Awareness Foundation

Updated: Aug 2, 2019

By Josie Child, PAX Media Producer

Every year, the UK comes down with Christmas fever on a mass scale. Nobody is safe from this sugar-coated, glittery pandemic. Did you know that, every year in the UK, we put up 8 million Christmas trees, buy 6 million rolls of Sellotape, and drink 57 Olympic-sized swimming pools worth of beer?!*

We simply cannot get enough!

What is it about this holly jolly season that recaptures our imagination year on year? We might suggest that it’s due to the season being ‘sold’ to us in such a systematic way. The Christmas season generates an astonishing amount of spending, indulgence, and wastefulness every year. Christians and non-Christians alike have come to be wary of the commercialisation of Christmas, for good reason.

However, when we strip away the turkey and the tinsel, I think that the reason that we all love Christmas so much is that it represents simple ideals about a better way to live.

It’s just a glimpse, but we are captivated.

Christmas holidays: allowing ourselves to rest

Being engaged in honest, hard work is good. Right at the beginning of the creation of the world, we learn that ‘the Lord God took the man and put him in the Garden of Eden to work it and take care of it’ (Genesis 2:15). Work is established as a good and Godly thing – we might even say that it is a gift.

However, for many of us living in the busyness of a crowded, connected, and frankly, often frantic 21st century schedule, the responsibilities of our work and commitments of our social life can weigh heavy on us. We feel that we must be busy and useful all the time, to the point of exhaustion, driven by the expectations of society to achieve, increase, and control.

I am guilty of this and feel challenged this Christmas to stop and remember: when God appeared to Elijah, he was not in the wind, nor the earthquake, nor the fire, but in a gentle whisper, a small, still voice.

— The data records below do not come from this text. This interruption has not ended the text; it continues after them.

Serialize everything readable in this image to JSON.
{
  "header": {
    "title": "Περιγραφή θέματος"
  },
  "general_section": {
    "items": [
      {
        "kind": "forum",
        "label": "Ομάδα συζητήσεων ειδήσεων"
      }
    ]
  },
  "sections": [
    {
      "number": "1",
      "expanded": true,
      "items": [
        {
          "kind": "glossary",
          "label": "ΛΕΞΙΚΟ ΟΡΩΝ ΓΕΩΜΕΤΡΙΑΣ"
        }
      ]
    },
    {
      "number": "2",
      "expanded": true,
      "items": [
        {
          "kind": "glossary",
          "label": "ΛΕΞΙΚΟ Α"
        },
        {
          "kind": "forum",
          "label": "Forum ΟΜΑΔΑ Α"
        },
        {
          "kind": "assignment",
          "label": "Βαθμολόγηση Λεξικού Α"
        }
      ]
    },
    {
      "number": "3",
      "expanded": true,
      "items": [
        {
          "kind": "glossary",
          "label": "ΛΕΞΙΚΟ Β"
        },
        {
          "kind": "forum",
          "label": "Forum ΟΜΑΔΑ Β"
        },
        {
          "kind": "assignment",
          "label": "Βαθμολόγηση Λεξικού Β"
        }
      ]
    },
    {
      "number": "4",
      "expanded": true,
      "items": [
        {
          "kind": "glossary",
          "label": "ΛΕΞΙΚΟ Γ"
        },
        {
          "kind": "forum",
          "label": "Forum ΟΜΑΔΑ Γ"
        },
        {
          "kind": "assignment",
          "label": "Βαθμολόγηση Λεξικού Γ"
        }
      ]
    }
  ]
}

Over Christmas, the impatient demands of normal life fade away, and we experience the glorious freedom of having little to do. I’m so thankful for this chance to live in the present, and just be.

Christmas dinner: re-establishing the value of a shared meal

In the Gospel of Luke, Jesus can be found at a meal, telling parables about food, or feeding people himself. Why was Jesus’ ministry so concerned with the everyday act of eating and drinking? Jesus was a human being who needed to eat, just like you and me. But more than this, he recognised that gathering over food creates a space for transformation. People are welcomed, stories are exchanged, people rest and are refreshed. It is often over a shared meal that we feel safe to be vulnerable and honest, and when relationships are restored and nurtured.

There are many reasons why we might not be able to prioritise eating together as family or friends regularly. However, Christmas is a wonderful opportunity to live differently, even just for a moment.

Christmas carols: extending peace to all mankind

“Hark!” The herald angels sing “Glory to the newborn King! Peace on earth and mercy mild God and sinners reconciled!”

I absolutely love this carol. You can’t help but feel joyful when you sing it! Like many other carols as well as modern Christmas songs, the word ‘peace’ pops up very frequently. When we look at all the injustices and challenges facing the world today, I find it amazingly comforting that we still want to sing about the promise of ‘peace on earth’. It helps me to remember the small acts of reconciliation, forgiveness and generosity that take place every day across the world.

Inspired by these wonderful carols and by the amazing way that God made peace with humanity through Jesus, I’m going to take time to consider who I can extend the hand of peace to this Christmas – will you join me?

If you’ve enjoyed this blog post, why not take two minutes to watch Nadim’s Christmas message below?